Finally, chapter 14 records some of the events of the Day of the Lord: from the gathering of the nations against Christ at Jerusalem to His return to the Mount of Olives; from the transformation of the land around Jerusalem, and the opening of a new river flowing east from Jerusalem to the Dead Sea and west to the Mediterranean, to the establishment of the kingdom of God under Christ as king over all the earth (verses 3–11). In that millennial time, Zechariah writes, nations will want to follow God’s way of peace and security.
Malachi’s short book brings the entire Prophets collection to a close. Little more is known of this messenger, who followed shortly after Zechariah, than that his emphasis was twofold: the sins of Judah following the rebuilding of the temple, and intervention to resolve the resulting problems.
“Malachi’s is a book of transition. He stands at the close of the OT period, as the last representative of divine prophecy before its reappearance in the preaching of John the Baptist.”
Writing around 430 during the governorship of Nehemiah over Judah, Malachi references in the first half of his book an altar, sacrificial offerings and a priesthood (Malachi 1:7–10). This indicates a time after the completion of the temple. But it becomes clear that despite the presence of these elements of Israel’s system of worship, the priests and the people had returned to the corrupt behavior that had led to their earlier captivity in Babylon. The land was under a curse, with poor crop yields, the priests failing in their teaching role. The people had forsaken the covenant with God, allowing idolatry once more. Hypocrisy, adultery and divorce had overtaken them.
In the second part of the book, Malachi shows God’s resolution to the ongoing problems of faithlessness at all levels. He will send a special servant to precede the coming of the Messiah: “‘Behold, I send My messenger, and he will prepare the way before Me. And the Lord, whom you seek, will suddenly come to His temple, even the Messenger of the covenant, in whom you delight. Behold, He is coming,’ says the Lord of hosts” (3:1). This is the well-known passage that prophesies the work of one messenger, John the Baptist, preparing the way for a second messenger, Jesus Christ.
But even so the Lord did not come to His temple at that time. This is indicated in the following verses that relate to yet future events: “But who can endure the day of His coming? And who can stand when He appears? For He is like a refiner’s fire and like launderers’ soap. He will sit as a refiner and a purifier of silver; He will purify the sons of Levi, and purge them as gold and silver, that they may offer to the Lord an offering in righteousness” (verses 2–3).
In the meantime, Judah and its priesthood must return to God if they are to be blessed (verses 6–7). The book of Malachi concludes with a warning that “the great and dreadful day of the Lord”—of God’s judgment on all humanity—is coming. But so that there will be a remnant saved from the utter destruction that will otherwise strike the earth, just before that day an Elijah-like prophet will come to turn people to God’s way as exemplified in the law of Moses. This is described as fathers turning their hearts to their children and those children to their fathers—a recommitment to godly families, based on the teaching of the Torah (4:5–6).

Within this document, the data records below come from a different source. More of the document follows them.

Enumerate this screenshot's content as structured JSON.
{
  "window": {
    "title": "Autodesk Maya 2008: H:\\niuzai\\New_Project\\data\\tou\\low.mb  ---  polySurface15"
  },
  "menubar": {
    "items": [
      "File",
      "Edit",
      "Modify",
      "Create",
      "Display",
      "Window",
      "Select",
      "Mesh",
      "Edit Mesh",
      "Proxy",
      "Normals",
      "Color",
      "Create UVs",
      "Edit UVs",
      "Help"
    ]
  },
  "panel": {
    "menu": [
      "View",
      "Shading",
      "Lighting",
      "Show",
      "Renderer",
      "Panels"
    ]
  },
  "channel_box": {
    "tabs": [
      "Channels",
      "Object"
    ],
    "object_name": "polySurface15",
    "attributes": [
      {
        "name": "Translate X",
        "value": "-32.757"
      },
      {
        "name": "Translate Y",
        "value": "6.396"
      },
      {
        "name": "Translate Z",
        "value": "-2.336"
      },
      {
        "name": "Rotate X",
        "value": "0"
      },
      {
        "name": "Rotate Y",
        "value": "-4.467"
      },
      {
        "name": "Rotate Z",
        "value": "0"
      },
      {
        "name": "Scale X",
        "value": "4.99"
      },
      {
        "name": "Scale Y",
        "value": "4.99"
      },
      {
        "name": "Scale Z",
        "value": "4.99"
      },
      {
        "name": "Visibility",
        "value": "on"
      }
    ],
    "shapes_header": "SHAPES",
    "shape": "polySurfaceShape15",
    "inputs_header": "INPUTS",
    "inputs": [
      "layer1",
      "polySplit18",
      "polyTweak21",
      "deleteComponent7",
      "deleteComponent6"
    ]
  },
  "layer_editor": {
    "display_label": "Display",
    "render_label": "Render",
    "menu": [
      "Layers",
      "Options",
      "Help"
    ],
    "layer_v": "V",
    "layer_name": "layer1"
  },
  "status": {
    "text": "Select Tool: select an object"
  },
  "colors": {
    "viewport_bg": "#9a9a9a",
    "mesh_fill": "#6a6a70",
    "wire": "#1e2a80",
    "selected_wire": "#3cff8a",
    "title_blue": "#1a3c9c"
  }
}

Next time we’ll begin consideration of the third and final section of the Hebrew Scriptures, known as the Writings.